Interpreter Profile: Jolanta Sieradzki
Jolanta Sieradzki studied English while at university. She was inspired to become an interpreter by her first experiences in Australia, after arriving from Poland in the '80's. Jolanta writes about her role, her commitment to help others, and her experiences as a bilingual speaker. Her story follows ...
A new life in Australia leads to a rewarding career
I was born in Poland during the time of communism. The country was being rebuilt after the damages of the Second World War. There were many challenges and lack of opportunities, especially for young people. I was inspired as a child by the life of my father.

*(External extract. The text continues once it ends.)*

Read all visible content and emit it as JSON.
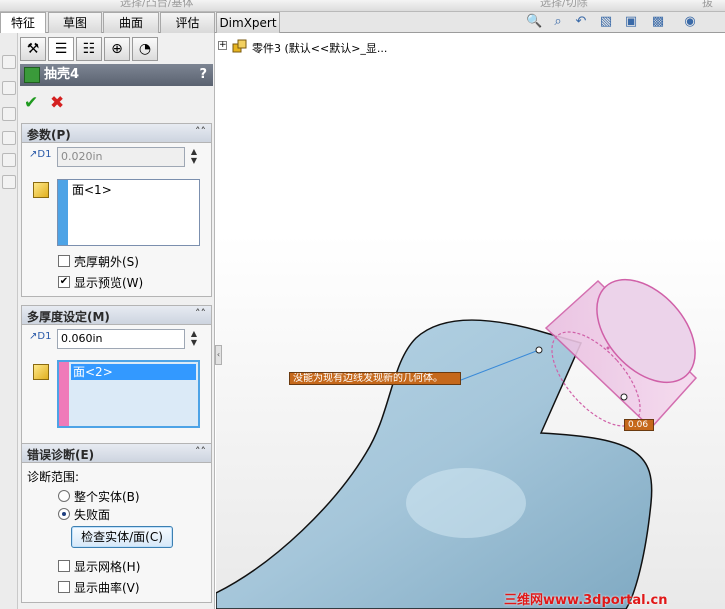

He experienced a more peaceful and happy life while he worked and lived in England for 12 years, so when the opportunity presented itself to study while learning to become an accountant, I was very happy. Learning a new language, as well as experiencing another culture, was always very appealing to me.
There were many hardships and in 1981, but despite all obstacles, I was able to fulfil my dream and emigrate to Austria and then to Australia in 1983 with my husband and young son. Knowledge of English proved to be a very useful and practical skill. In my spare time I enjoy reading books simultaneously in Polish and English if a translation is available. My favourite topics include: psychology, art and travel, but also novels and detective stories. My interests also include listening to music like traditional jazz, folk and baroque.
I was inspired to become an interpreter after attending medical or other appointments and seeing brochures translated into Greek, Polish, Arabic or other languages. I realised how important and useful it is to help others who do not speak the language. I knew that many people, especially elderly people in my community, would greatly benefit from such assistance. With my love of the languages and a desire to help my community, professional interpreting was an obvious choice for me. I have now been an interpreter for 10 years.
Interpreting gives me an opportunity to experience a wide variety of situations and areas that are not accessible to most people. This includes interpreting assignments offered by TIS National both face-to-face as well as over the phone. When my phone rings after 10pm at night I know that it might be TIS National with an interpreting request to assist with border control at an airport, or an emergency services call. Interpreting is interesting and challenging. It encourages continuous learning and expanding the vocabulary as well as improving interpreting techniques.
I still remember one interpreter who offered me some guidance after working in the field for over 30 years. Always be confident but respectful of others. Treat staff and agencies that offer you interpreting assignments.